Help us tell the story. We need to really articulate our value proposition to the world and how we can help Canada in terms of its climate change ambitions. Through the new budget, Canada is now investing significant amounts of money in climate change solutions. Help our business and innovation community help you. How can we collaborate to add value? Help us tell the story within Canada and then globally.
What is the role of academia?
Because of the strong technology orientation in our business communities, collaboration with academia can always be stronger. We need more academic private-public partnerships. We are seeing a lot more of that over the years because the oil and gas and mining industries have invested a lot into the growth of the academic community. We are also seeing a lot of founders with some really interesting technologies come together with the entrepreneurial ecosystem. We would like to see more of that.
What is the non-profit sector’s role?
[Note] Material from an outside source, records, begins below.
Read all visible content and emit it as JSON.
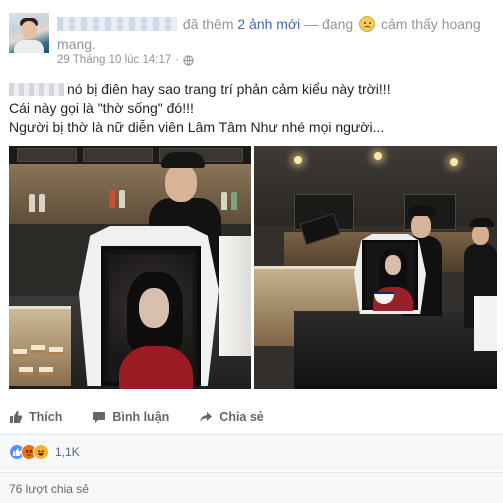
{
  "post": {
    "header": {
      "action_text": "đã thêm",
      "photos_link": "2 ảnh mới",
      "separator": "— đang",
      "feeling": "cảm thấy",
      "feeling_value": "hoang mang."
    },
    "timestamp": "29 Tháng 10 lúc 14:17",
    "text_lines": [
      "nó bị điên hay sao trang trí phản cảm kiểu này trời!!!",
      "Cái này gọi là \"thờ sống\" đó!!!",
      "Người bị thờ là nữ diễn viên Lâm Tâm Như nhé mọi người..."
    ]
  },
  "actions": {
    "like_label": "Thích",
    "comment_label": "Bình luận",
    "share_label": "Chia sẻ"
  },
  "reactions": {
    "types": [
      "like",
      "angry",
      "haha"
    ],
    "count": "1,1K"
  },
  "shares": {
    "text": "76 lượt chia sẻ"
  },
  "icons": {
    "globe": "globe-icon",
    "like": "thumbs-up-icon",
    "comment": "comment-bubble-icon",
    "share": "share-arrow-icon"
  },
  "colors": {
    "link_blue": "#4267b2",
    "meta_gray": "#90949c",
    "action_gray": "#616770",
    "like_blue": "#5890ff",
    "angry_orange": "#e9710f",
    "haha_yellow": "#f7b125"
  }
}
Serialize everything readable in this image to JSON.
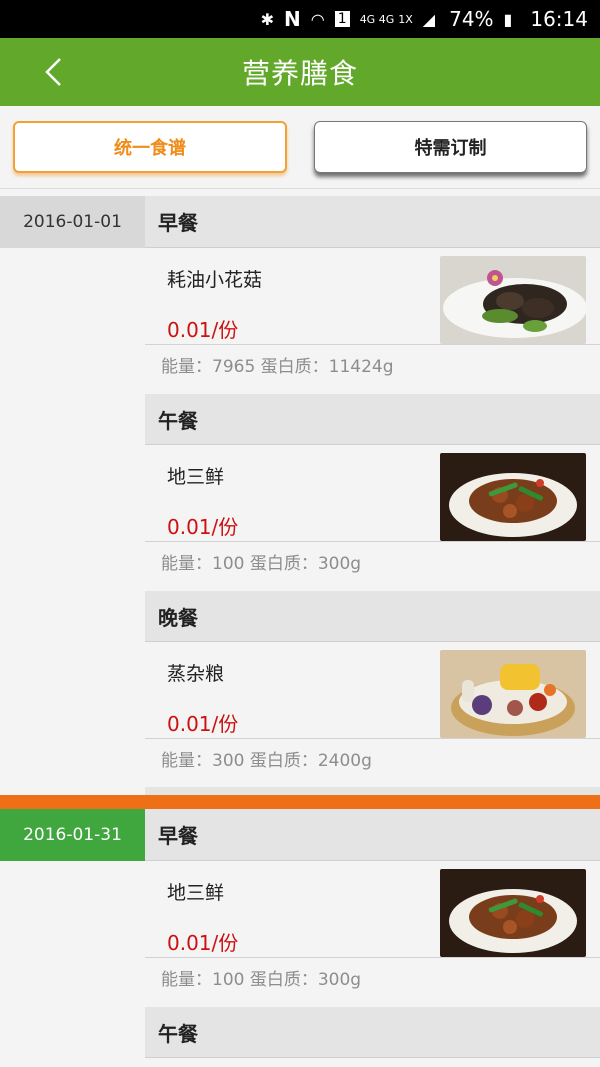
{
  "status_bar": {
    "network": "4G 4G",
    "network_sub": "1X",
    "battery": "74%",
    "time": "16:14"
  },
  "header": {
    "title": "营养膳食"
  },
  "tabs": [
    {
      "label": "统一食谱",
      "active": true
    },
    {
      "label": "特需订制",
      "active": false
    }
  ],
  "days": [
    {
      "date": "2016-01-01",
      "meals": [
        {
          "type": "早餐",
          "dish": "耗油小花菇",
          "price": "0.01/份",
          "nutrition": "能量：7965  蛋白质：11424g"
        },
        {
          "type": "午餐",
          "dish": "地三鲜",
          "price": "0.01/份",
          "nutrition": "能量：100  蛋白质：300g"
        },
        {
          "type": "晚餐",
          "dish": "蒸杂粮",
          "price": "0.01/份",
          "nutrition": "能量：300  蛋白质：2400g"
        }
      ]
    },
    {
      "date": "2016-01-31",
      "meals": [
        {
          "type": "早餐",
          "dish": "地三鲜",
          "price": "0.01/份",
          "nutrition": "能量：100  蛋白质：300g"
        },
        {
          "type": "午餐"
        }
      ]
    }
  ],
  "colors": {
    "header_green": "#62a82a",
    "active_tab_orange": "#f08c1a",
    "price_red": "#cc1111",
    "date_green": "#3fa73d",
    "separator_orange": "#ef6f17"
  }
}
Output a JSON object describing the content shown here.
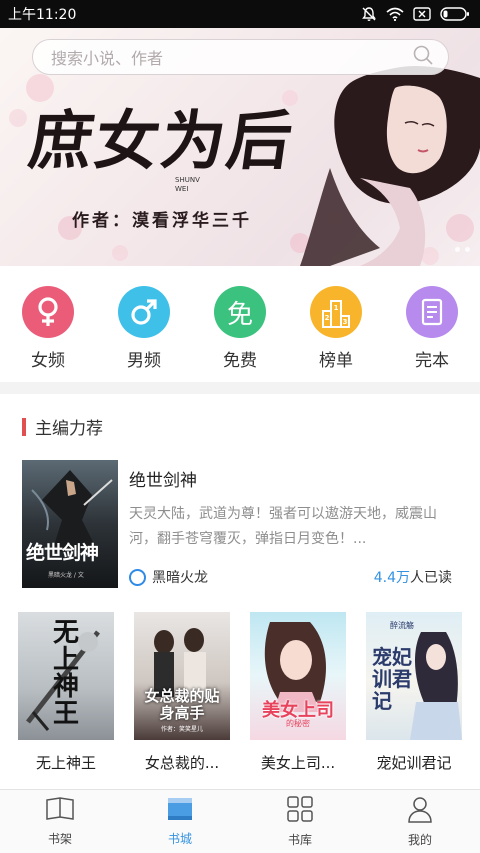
{
  "status_bar": {
    "time": "上午11:20"
  },
  "search": {
    "placeholder": "搜索小说、作者"
  },
  "banner": {
    "title": "庶女为后",
    "subtitle": "SHUNV WEI",
    "author_line": "作者：漠看浮华三千",
    "dot_count": 2
  },
  "categories": [
    {
      "label": "女频",
      "icon": "female-icon",
      "color": "#ea5c78",
      "glyph": "♀"
    },
    {
      "label": "男频",
      "icon": "male-icon",
      "color": "#3fc0e8",
      "glyph": "♂"
    },
    {
      "label": "免费",
      "icon": "free-icon",
      "color": "#3ac27e",
      "glyph": "免"
    },
    {
      "label": "榜单",
      "icon": "ranking-icon",
      "color": "#f8b52c",
      "glyph": ""
    },
    {
      "label": "完本",
      "icon": "completed-book-icon",
      "color": "#b68bed",
      "glyph": ""
    }
  ],
  "section": {
    "title": "主编力荐",
    "accent_color": "#e05050"
  },
  "featured": {
    "title": "绝世剑神",
    "description": "天灵大陆，武道为尊！强者可以遨游天地，威震山河，翻手苍穹覆灭，弹指日月变色！...",
    "author": "黑暗火龙",
    "readers_count": "4.4万",
    "readers_suffix": "人已读",
    "cover_text": "绝世剑神",
    "cover_author": "黑暗火龙 / 文"
  },
  "books": [
    {
      "title": "无上神王",
      "cover_text": "无上神王"
    },
    {
      "title": "女总裁的...",
      "cover_text": "女总裁的贴身高手",
      "cover_author": "作者：笑笑星儿"
    },
    {
      "title": "美女上司...",
      "cover_text": "美女上司",
      "cover_sub": "的秘密"
    },
    {
      "title": "宠妃训君记",
      "cover_text": "宠妃训君记",
      "cover_author": "醉流觞"
    }
  ],
  "bottom_nav": [
    {
      "label": "书架",
      "icon": "bookshelf-icon",
      "active": false
    },
    {
      "label": "书城",
      "icon": "bookstore-icon",
      "active": true
    },
    {
      "label": "书库",
      "icon": "library-grid-icon",
      "active": false
    },
    {
      "label": "我的",
      "icon": "profile-icon",
      "active": false
    }
  ],
  "colors": {
    "accent_blue": "#3592e0"
  }
}
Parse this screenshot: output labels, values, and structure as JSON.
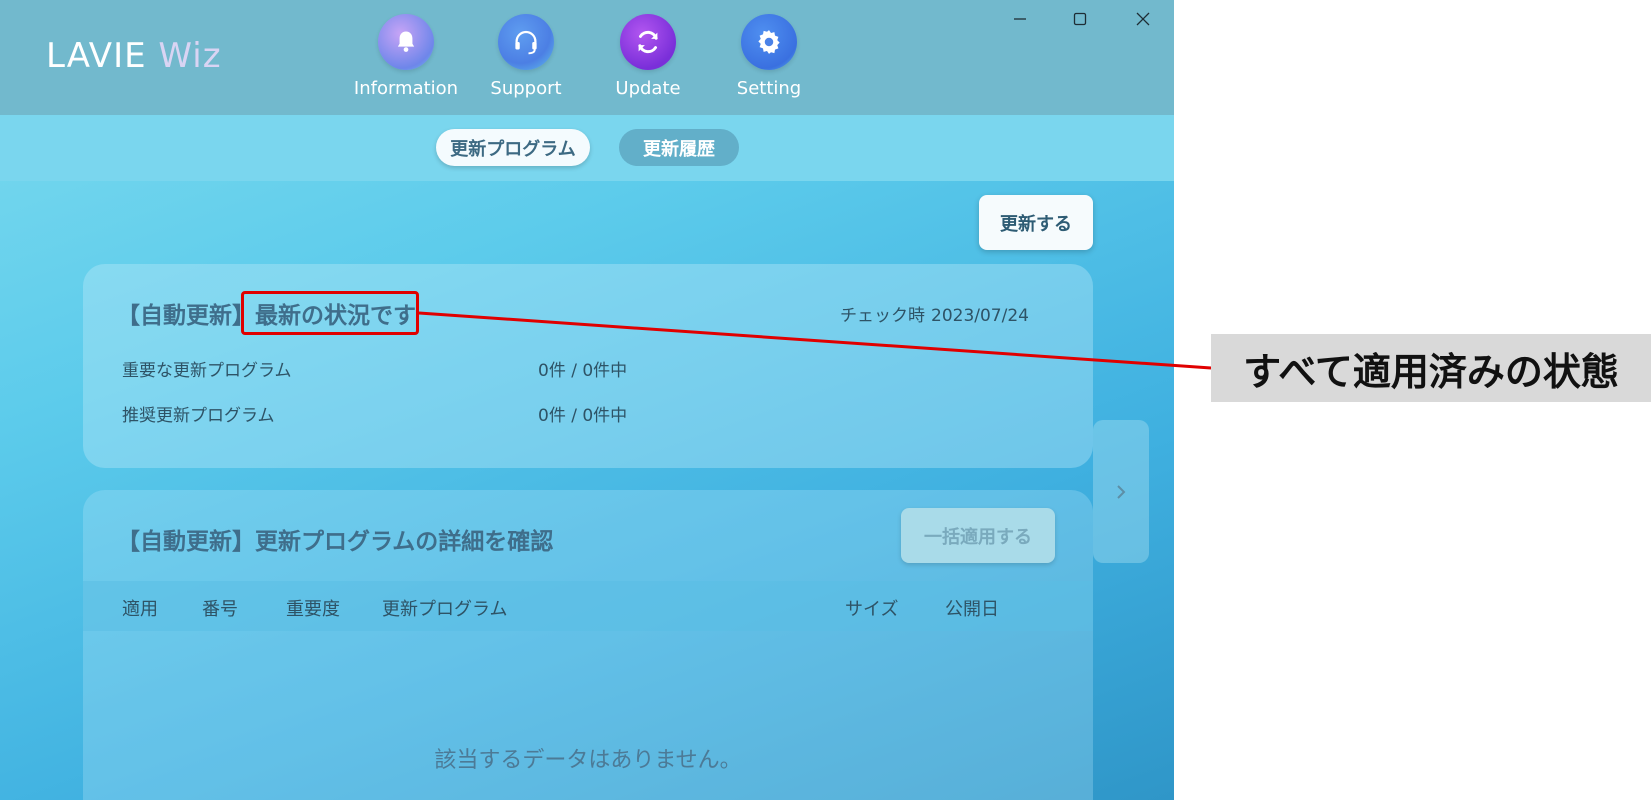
{
  "app": {
    "logo_main": "LAVIE",
    "logo_accent": "Wiz"
  },
  "nav": [
    {
      "label": "Information",
      "icon": "bell-icon"
    },
    {
      "label": "Support",
      "icon": "headset-icon"
    },
    {
      "label": "Update",
      "icon": "refresh-icon"
    },
    {
      "label": "Setting",
      "icon": "gear-icon"
    }
  ],
  "tabs": {
    "active": "更新プログラム",
    "inactive": "更新履歴"
  },
  "toolbar": {
    "refresh_label": "更新する"
  },
  "status_card": {
    "title_prefix": "【自動更新】",
    "title_status": "最新の状況です",
    "check_label": "チェック時",
    "check_date": "2023/07/24",
    "rows": [
      {
        "label": "重要な更新プログラム",
        "value": "0件 / 0件中"
      },
      {
        "label": "推奨更新プログラム",
        "value": "0件 / 0件中"
      }
    ]
  },
  "detail_card": {
    "title": "【自動更新】更新プログラムの詳細を確認",
    "apply_all_label": "一括適用する",
    "columns": [
      "適用",
      "番号",
      "重要度",
      "更新プログラム",
      "サイズ",
      "公開日"
    ],
    "empty_message": "該当するデータはありません。"
  },
  "annotation": {
    "callout_text": "すべて適用済みの状態",
    "color": "#e00000"
  }
}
The not-for-profit sector has advanced as a result of the growth of our economy in Newfoundland, with big corporations investing in the not-for-profit community. We are seeing more of these types of supports. Another part of non-profits that I am very active in is industry associations. These associations help foster more collaboration and support for the business community. They really help us tell the story around the ocean economy and help us get primed. With COVID-19, we have to get primed for when the marketplace opens again. We need to figure out how to come together. The government, academia, business community, and non-profits must join forces to look at the marketplace and seek opportunities for us to capture.